As features editor for British Vogue during World War Two, Lesley Blanch as on the front line of women journalists covering a wide range of topics. She covered various aspects of Britain at war for the Ministry of Information, and documented the lives of women in the forces with her friend the photographer Lee Miller.
The scene is a wild stretch of coast. There are mountains inland, glimpsed nebulously through the icy, blanketing mists which lie low over the ragged, sodden fields. The cold appals. The most leathery-looking sergeant shudders. I am huddled inside a wigwam of topcoats. Stamping and shuffling in their battledress, the A.T.S. are blowing on their hands, waiting for the command to take over the gunsites.
This is one of the big practice camps where the Mixed A.A. Batteries, or gun teams, receive their final training before being sent to man the many defence posts. On the edge of the cliffs stand the great guns. Low overhead a practice or target plane rolls, swoops and spins with show-off brilliance. In the lee of a little glass-walled lean to hut where some remotely, beautifully academic-looking kine-theodolite girls are at work recording and checking the gunfire, a group of gunnery officers argue a point of tactics. Their scarlet capbands are sharp against the prevailing khaki of place and personnel.
Down the hillside from the encampment of tin huts comes a mixed detachment, swinging along in the jaunty, pump-handle Army manner. They march well together, husky toughs, hobgoblin girls . . . all manner of faces, all manner of people. Here they come, man, woman and child — yes, that little tich-tot is hardly more. Animal, vegetable, mineral. Lusty faces, stolid faces, flint faces: pretty ones and plain. Mars and Venus. Caliban and the Ugly Sisters . . . A cross-section of Britain. Side by side, Amazons and Spartans go, identically dressed, in battledress, leather jerkins and tin hats. On operational work the A.T.S. now wear trousers, and it is interesting to learn that this has made them 100 per cent more slick and efficient. Which goes to prove once again how profound an effect clothes have upon women.
[. . . contd.]
Lesley Blanch wrote about everything, but fashion. Her articles can be viewed by appointment at:
The Vogue Archive,
National Art Library, first floor,
Victoria and Albert Museum,
London SW7 2RL
tel: 020 7942 2000
Rights enquiries, contact:
Director of Editorial Administration and Rights,

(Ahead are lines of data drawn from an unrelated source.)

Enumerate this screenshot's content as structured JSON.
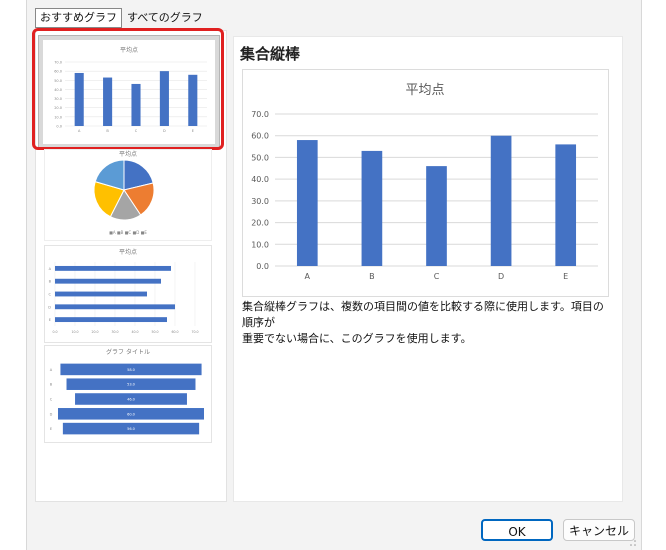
{
  "tabs": [
    {
      "label": "おすすめグラフ",
      "active": true
    },
    {
      "label": "すべてのグラフ",
      "active": false
    }
  ],
  "thumbnails": {
    "clustered_column": {
      "title": "平均点",
      "yticks": [
        "70.0",
        "60.0",
        "50.0",
        "40.0",
        "30.0",
        "20.0",
        "10.0",
        "0.0"
      ],
      "categories": [
        "A",
        "B",
        "C",
        "D",
        "E"
      ],
      "values": [
        58,
        53,
        46,
        60,
        56
      ]
    },
    "pie": {
      "title": "平均点",
      "legend": "■A ■B ■C ■D ■E",
      "categories": [
        "A",
        "B",
        "C",
        "D",
        "E"
      ],
      "values": [
        58,
        53,
        46,
        60,
        56
      ],
      "colors": [
        "#4472c4",
        "#ed7d31",
        "#a5a5a5",
        "#ffc000",
        "#5b9bd5"
      ]
    },
    "bar": {
      "title": "平均点",
      "categories": [
        "A",
        "B",
        "C",
        "D",
        "E"
      ],
      "values": [
        58,
        53,
        46,
        60,
        56
      ],
      "xticks": [
        "0.0",
        "10.0",
        "20.0",
        "30.0",
        "40.0",
        "50.0",
        "60.0",
        "70.0"
      ]
    },
    "funnel": {
      "title": "グラフ タイトル",
      "categories": [
        "A",
        "B",
        "C",
        "D",
        "E"
      ],
      "values": [
        58,
        53,
        46,
        60,
        56
      ],
      "labels": [
        "58.0",
        "53.0",
        "46.0",
        "60.0",
        "56.0"
      ]
    }
  },
  "preview": {
    "heading": "集合縦棒",
    "description_line1": "集合縦棒グラフは、複数の項目間の値を比較する際に使用します。項目の順序が",
    "description_line2": "重要でない場合に、このグラフを使用します。"
  },
  "chart_data": {
    "type": "bar",
    "title": "平均点",
    "categories": [
      "A",
      "B",
      "C",
      "D",
      "E"
    ],
    "values": [
      58,
      53,
      46,
      60,
      56
    ],
    "ylim": [
      0,
      70
    ],
    "yticks": [
      "0.0",
      "10.0",
      "20.0",
      "30.0",
      "40.0",
      "50.0",
      "60.0",
      "70.0"
    ],
    "grid": true,
    "bar_color": "#4472c4"
  },
  "buttons": {
    "ok": "OK",
    "cancel": "キャンセル"
  },
  "colors": {
    "accent": "#0067c0",
    "selection_highlight": "#e02020",
    "bar": "#4472c4"
  }
}
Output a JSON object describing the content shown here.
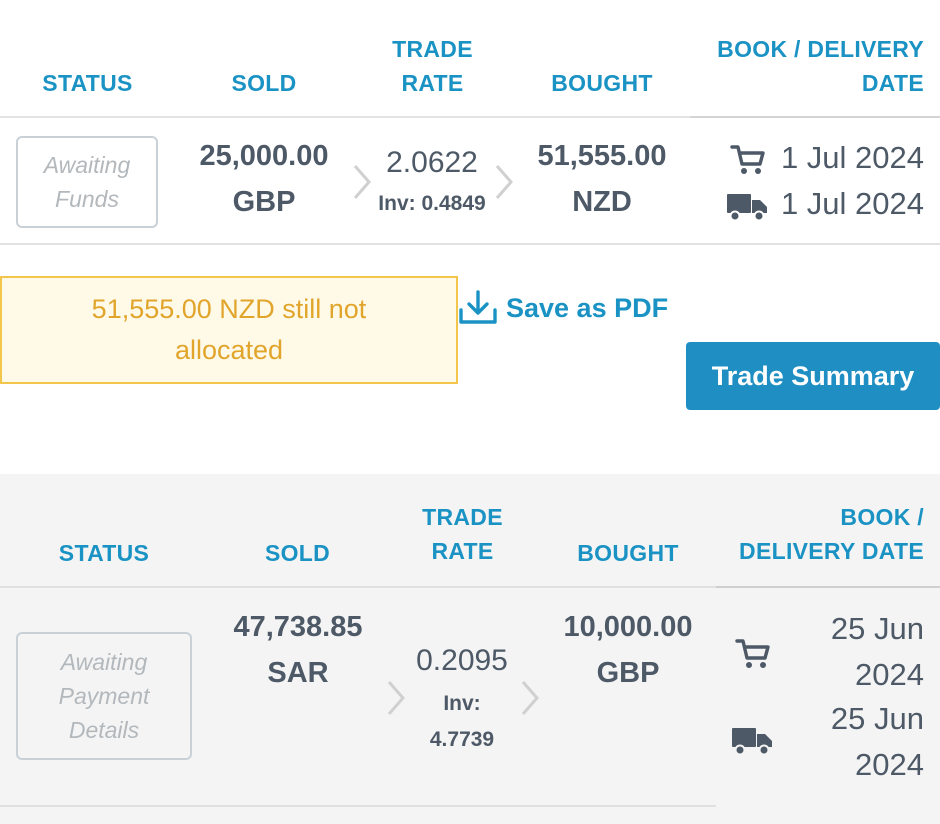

The Condé Nast Publications Ltd,
London W1S 1JU.
British Vogue was the ultimate fashion-and-society bible which showcased a pot-pourri of the best artistic and literary talents of the contemporary avant-garde: Aldous Huxley, Nancy Cunard, Clive Bell and Virginia Woolf; Noël Coward, Vita Sackville-West and the Sitwells . . . while Cecil Beaton, Hoyningen-Huene and Horst turned fashion photography into an art.
Opinions expressed in the press dominated all classes in a time before TV, radio or the internet. By the end of the 1930s, British Vogue began to cater for a mass readership, showing women how to dress stylishly on a budget and weighing up working girls’ wardrobes.
After Britain declared war on Germany in September 1939, Londoners settled into chaos, living day-to-day in an atmosphere of danger, but they pulled together. Air-raids enforced night-long blackouts, but it was business as usual at theatres and restaurants although they closed early, so after-hours clubs sprang up in the reinforced, shored-up basements of hotels and restaurants.
Lesley Blanch wrote about ballet, theatre, cinema, books . . . the movers-and-shakers of the time. A selection of her articles were published in her posthumous memoirs On the Wilder Shores of Love: A Bohemian Life (Virago, 2015).
Part Two – Scenes from the Home Front
‘Spotlight’: writing from the Vogue Years (1937 – 1945)
Lesley Blanch / British Vogue © The Condé Nast Publications Ltd.
The Years Between – British Vogue, September 1941, pp. 115–19.
A Babel of Tongues – ‘Spotlight’, British Vogue, November 1939, pp. 119–20.
Living the Sheltered Life – British Vogue, October 1940, pp. 120–3.
To Have or to Hold – British Vogue, April 1941, pp. 123–5.
War on Winter – British Vogue, November 1941, pp. 125–7.
Blitzed Britain – ‘Spotlight’, British Vogue, October 1941, pp. 127–8.
Noël Coward’s New Medium – British Vogue, November 1942, pp. 54, 72.
The True Story of Lili Marlene – British Vogue, April 1944, pp. 142–6.
Some of all the Russias – British Vogue, March 1942, pp. 31–2, 86.
The lead photos are courtesy of world war two today for which many thanks. It is not permitted to change the image, to add to it, reproduce or modify it in any other way. In case of violation, we reserve the right to withdraw the right of use.